So, I round this essay off by returning to Fromm and his hope that we may live with a ‘being’ mode of existence instead, one which asks us to consider how we can relate to knowing, learning, loving, reading and conversing differently. Where rather than reading to have knowledge, to use it in quite narrow and constrained ways, to get by on the bare minimum we need to know, we consider how we relate to the texts we encounter and create with a spirit of spontaneity, aliveness, joy and deep connection. However, as Fromm (1979: 38) quite rightly points out, this orientation, where the ‘student has been affected and has changed’, can only prevail if the text offers stimulating material – a warning future handbook editors may wish to remember.

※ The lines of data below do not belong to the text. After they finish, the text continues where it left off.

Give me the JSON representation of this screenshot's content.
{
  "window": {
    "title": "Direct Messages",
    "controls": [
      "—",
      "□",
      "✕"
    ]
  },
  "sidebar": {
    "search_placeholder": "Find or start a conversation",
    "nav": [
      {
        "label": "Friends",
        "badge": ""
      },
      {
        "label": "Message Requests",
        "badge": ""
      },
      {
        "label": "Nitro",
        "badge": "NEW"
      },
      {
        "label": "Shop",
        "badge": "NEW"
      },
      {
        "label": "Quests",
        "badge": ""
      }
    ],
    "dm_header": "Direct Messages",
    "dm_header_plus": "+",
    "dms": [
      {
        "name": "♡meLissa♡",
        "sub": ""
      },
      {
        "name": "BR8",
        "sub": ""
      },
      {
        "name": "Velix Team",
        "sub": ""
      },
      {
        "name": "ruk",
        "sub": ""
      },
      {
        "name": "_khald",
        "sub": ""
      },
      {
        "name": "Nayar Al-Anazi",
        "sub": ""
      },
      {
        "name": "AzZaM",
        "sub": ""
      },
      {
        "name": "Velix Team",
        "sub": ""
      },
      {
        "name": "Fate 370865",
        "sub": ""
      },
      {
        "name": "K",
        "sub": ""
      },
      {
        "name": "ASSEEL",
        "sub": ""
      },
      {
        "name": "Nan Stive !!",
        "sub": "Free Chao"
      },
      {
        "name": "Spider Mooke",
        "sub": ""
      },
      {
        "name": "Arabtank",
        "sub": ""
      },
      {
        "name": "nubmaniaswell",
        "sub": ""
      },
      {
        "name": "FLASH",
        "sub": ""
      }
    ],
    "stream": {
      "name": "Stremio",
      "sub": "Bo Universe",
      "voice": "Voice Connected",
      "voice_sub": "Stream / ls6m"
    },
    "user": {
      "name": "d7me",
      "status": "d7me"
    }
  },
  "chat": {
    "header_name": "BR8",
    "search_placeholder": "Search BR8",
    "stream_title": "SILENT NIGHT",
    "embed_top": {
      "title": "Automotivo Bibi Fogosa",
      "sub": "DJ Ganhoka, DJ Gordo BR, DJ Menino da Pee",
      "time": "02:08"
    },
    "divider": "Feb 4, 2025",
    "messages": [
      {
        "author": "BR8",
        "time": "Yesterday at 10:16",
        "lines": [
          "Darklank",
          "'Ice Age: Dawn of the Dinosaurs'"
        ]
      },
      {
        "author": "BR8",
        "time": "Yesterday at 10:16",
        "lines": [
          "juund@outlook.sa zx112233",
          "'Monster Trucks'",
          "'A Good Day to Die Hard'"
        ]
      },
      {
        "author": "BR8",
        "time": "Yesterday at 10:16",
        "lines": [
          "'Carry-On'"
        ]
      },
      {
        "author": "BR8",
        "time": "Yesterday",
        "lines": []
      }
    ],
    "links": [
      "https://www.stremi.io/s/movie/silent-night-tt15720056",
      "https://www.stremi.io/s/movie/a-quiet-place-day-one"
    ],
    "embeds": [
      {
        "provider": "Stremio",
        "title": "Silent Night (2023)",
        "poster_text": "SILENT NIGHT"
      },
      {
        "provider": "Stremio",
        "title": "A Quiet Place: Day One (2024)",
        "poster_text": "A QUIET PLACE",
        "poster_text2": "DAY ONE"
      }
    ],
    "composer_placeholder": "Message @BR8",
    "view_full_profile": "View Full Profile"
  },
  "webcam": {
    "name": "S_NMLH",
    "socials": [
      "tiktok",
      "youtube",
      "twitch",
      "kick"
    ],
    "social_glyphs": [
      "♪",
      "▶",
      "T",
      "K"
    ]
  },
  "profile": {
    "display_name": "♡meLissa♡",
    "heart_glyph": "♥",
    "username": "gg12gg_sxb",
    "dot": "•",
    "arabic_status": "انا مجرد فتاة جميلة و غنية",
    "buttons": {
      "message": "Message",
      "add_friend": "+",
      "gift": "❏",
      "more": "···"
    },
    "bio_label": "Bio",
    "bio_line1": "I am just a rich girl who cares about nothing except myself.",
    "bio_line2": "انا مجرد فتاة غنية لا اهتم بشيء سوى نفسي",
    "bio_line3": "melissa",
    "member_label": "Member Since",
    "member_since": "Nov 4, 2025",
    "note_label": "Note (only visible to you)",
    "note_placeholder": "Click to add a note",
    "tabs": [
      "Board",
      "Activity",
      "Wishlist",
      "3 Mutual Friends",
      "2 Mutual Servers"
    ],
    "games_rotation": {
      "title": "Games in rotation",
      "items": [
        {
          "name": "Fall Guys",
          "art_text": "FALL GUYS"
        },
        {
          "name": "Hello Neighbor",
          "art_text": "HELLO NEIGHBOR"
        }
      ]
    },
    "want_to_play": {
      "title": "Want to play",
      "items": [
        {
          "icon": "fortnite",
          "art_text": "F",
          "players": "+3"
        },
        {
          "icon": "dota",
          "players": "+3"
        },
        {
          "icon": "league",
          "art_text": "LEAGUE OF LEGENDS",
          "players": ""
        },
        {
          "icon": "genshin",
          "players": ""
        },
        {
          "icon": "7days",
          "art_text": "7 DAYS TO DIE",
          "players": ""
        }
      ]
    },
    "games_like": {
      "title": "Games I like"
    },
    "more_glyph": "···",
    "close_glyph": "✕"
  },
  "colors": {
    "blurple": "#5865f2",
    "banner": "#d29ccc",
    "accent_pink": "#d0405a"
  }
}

Fromm, E. (1979) To have or to be? London: Sphere’s books.
Hunt, J.G., and G.E. Dodge (2002) ‘Leadership déjà vu all over again’, The Leadership Quarterly, 11(4): 435-458.
Jacques, R. (2012) ‘Re: leadership thinking needs a drastic overhaul’, The Critical Management Studies List. [C-Memail@example.com, 28 May 2012]
Rausch, E. (2012) ‘Leadership thinking needs a drastic overhaul’, Network of Leadership Scholars list-serv. [http://aomlists.pace.edu/scripts/wa.exe?A2=ind1205&L=ldrnet-l&T=0&F=&S=&..., 24 May 2012]
Thomas, P. (2012) ‘Re: leadership thinking needs a drastic overhaul’, Critical Management Studies List. [C-Mfirstname.lastname@example.org, 29 May 2012]
Helen Nicholson is a research fellow in the Department of Business Administration at Lund University, Sweden, and a lecturer at the University of Auckland Business School. Her research interests include power and subjectivity in leadership development programmes, critical ethnography, and the commodification of leadership scholarship.
Email: h.nicholson AT auckland.ac.nz